As religions and philosophy developed and grew in sophistication, the emphasis became one of our personal relationship with the divine, rather than simple appeasement and sacrifice. This is the era when we began to separate ourselves more and more from the animal world and divide existence into material and spiritual realms. Our desire to eat and reproduce tied us to the animal world and denying these two drives, somehow brought us closer to the divine. We could identify ourselves with the soul, as spiritual beings in the image of God rather than animals striving to survive. Alongside this, the contemplative aspect arose, strongly developed by the Buddha and Jesus. Whilst removing ourselves from temptation and physical needs (quite literally in the case of isolation in the desert), we could focus on our spiritual nature and relationship to the divine or ultimate reality. We could listen to the inner voice, ask deep questions, meditate or pray without distraction and no doubt receive great insights. Added to this many people report the body feeling lighter, the mind clearer, the energy levels higher and the hunger disappearing, and the result is almost a sensation of an altered state of consciousness, which can indeed feel like a spiritual enlightenment or a gift from God. This may, in part at least, be due to the body reacting to a lack of food and beginning to accept the condition as permanent, or effects of malnutrition in the brain, but that is irrelevant to the effects on our consciousness. Obviously, many people, Jesus included, find it life-changing in its results. However, in many parts of the world this dualistic religion, before the Buddha in Hinduism and in later Medieval Christianity, led to extreme forms of asceticism, where the body was punished and ‘animal’ desires were seen as sinful, to be driven out.

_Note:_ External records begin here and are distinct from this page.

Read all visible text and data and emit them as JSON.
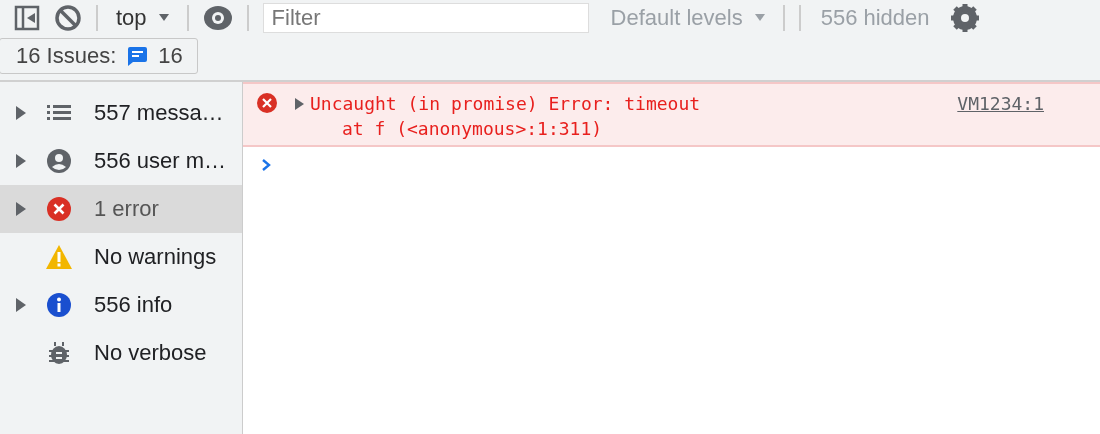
{
  "toolbar": {
    "context": "top",
    "filter": {
      "placeholder": "Filter"
    },
    "levels": "Default levels",
    "hidden_count": "556 hidden"
  },
  "issues": {
    "label": "16 Issues:",
    "count": "16"
  },
  "sidebar": {
    "items": [
      {
        "kind": "messages",
        "label": "557 messa…",
        "expandable": true,
        "selected": false
      },
      {
        "kind": "user",
        "label": "556 user m…",
        "expandable": true,
        "selected": false
      },
      {
        "kind": "error",
        "label": "1 error",
        "expandable": true,
        "selected": true
      },
      {
        "kind": "warning",
        "label": "No warnings",
        "expandable": false,
        "selected": false
      },
      {
        "kind": "info",
        "label": "556 info",
        "expandable": true,
        "selected": false
      },
      {
        "kind": "verbose",
        "label": "No verbose",
        "expandable": false,
        "selected": false
      }
    ]
  },
  "console": {
    "messages": [
      {
        "kind": "error",
        "expanded": false,
        "text": "Uncaught (in promise) Error: timeout",
        "stack": "at f (<anonymous>:1:311)",
        "source": "VM1234:1"
      }
    ]
  }
}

When the focus on relationship to the divine and contemplation are added together, we arrive at a practice of purification. By giving up, or attempting to transform our basic animal desires and redefining ourselves as divine beings in a relationship with God or the universe, we are attempting to become purer, ‘better’ individuals, whereby we can serve a higher goal than merely our own survival.  This is the point where fasting goes beyond food, and may include giving up anything which we see as distasteful or negative   in ourselves. Hence the custom of ‘Shrove Tuesday’, when we can be absolved of the guilt from something in our character or past actions, by giving a confession. It is a time to let go, make vows and move on. And that is where we are with Lent. Even secular people often use it as an excuse to try to give up something they do not like in themselves, such as smoking, drinking, overeating, or a character trait such as idleness or procrastination.

I can see many benefits in fasting (although I do not starve myself, I may give up something), even political ones; for example the possibility of increasing our empathy with those who remain permanently hungry and starving in the world. They are no doubt, too busy concentrating on their instincts for survival and the struggle to find food to contemplate the divine or anything else. The causes for this nowadays are very often forces within our control, such as wars and government exploitation rather than natural disasters and famines, and as a species, we really can do better!

So, enjoy your pancakes or the party, but at least have a think afterwards of what you would like to improve in yourself, and see if you can make it happen. Then, when Easter comes you can really celebrate the death of the old you and be reborn as a new person. Perhaps the old desire, which you gave up for Lent will have gone forever and you will be a little bit liberated and a little bit wiser.

As a footnote, I would like to add that fasting can be dangerous and should not be taken to extremes or undertaken by anybody with underlying health conditions, without first consulting a doctor. I personally believe that the body and animals are as much a part of the divine as anything else and should be treated with the greatest degree of care, love and respect.